What needs to be done:
Check each line of the records below and collect those holding "Nieuwe".

Data for this task:
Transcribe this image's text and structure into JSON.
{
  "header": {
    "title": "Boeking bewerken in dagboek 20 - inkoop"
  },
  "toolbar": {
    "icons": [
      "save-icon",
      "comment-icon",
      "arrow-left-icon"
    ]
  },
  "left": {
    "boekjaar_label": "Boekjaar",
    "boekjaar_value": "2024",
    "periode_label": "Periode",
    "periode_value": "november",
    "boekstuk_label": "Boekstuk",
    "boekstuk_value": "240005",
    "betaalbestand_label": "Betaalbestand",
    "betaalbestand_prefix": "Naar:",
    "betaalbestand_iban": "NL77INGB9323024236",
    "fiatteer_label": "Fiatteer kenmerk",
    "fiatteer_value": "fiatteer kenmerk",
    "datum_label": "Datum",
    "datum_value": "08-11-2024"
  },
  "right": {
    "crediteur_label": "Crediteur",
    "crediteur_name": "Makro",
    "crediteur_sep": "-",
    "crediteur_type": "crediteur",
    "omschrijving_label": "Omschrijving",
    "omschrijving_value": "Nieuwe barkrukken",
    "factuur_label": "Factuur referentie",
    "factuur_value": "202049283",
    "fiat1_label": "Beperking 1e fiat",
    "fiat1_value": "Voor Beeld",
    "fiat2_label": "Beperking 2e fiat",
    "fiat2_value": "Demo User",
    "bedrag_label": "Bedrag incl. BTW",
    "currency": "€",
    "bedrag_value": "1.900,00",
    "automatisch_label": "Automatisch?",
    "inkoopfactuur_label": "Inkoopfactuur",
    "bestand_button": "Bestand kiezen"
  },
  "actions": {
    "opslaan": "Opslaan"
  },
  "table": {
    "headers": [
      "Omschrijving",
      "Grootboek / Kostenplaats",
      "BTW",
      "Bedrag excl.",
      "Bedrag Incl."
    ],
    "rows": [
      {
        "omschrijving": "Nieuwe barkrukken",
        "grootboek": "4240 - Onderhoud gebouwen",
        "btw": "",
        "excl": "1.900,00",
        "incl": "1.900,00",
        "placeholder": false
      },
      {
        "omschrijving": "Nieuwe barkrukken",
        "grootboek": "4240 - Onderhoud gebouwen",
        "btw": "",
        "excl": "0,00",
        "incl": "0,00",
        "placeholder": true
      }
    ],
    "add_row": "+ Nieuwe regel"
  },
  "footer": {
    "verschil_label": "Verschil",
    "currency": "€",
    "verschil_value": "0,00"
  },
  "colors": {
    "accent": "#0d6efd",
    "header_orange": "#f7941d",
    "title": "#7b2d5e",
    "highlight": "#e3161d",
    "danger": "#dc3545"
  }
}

Solution to this exercise:
    "omschrijving_value": "Nieuwe barkrukken",
        "omschrijving": "Nieuwe barkrukken",
        "omschrijving": "Nieuwe barkrukken",
    "add_row": "+ Nieuwe regel"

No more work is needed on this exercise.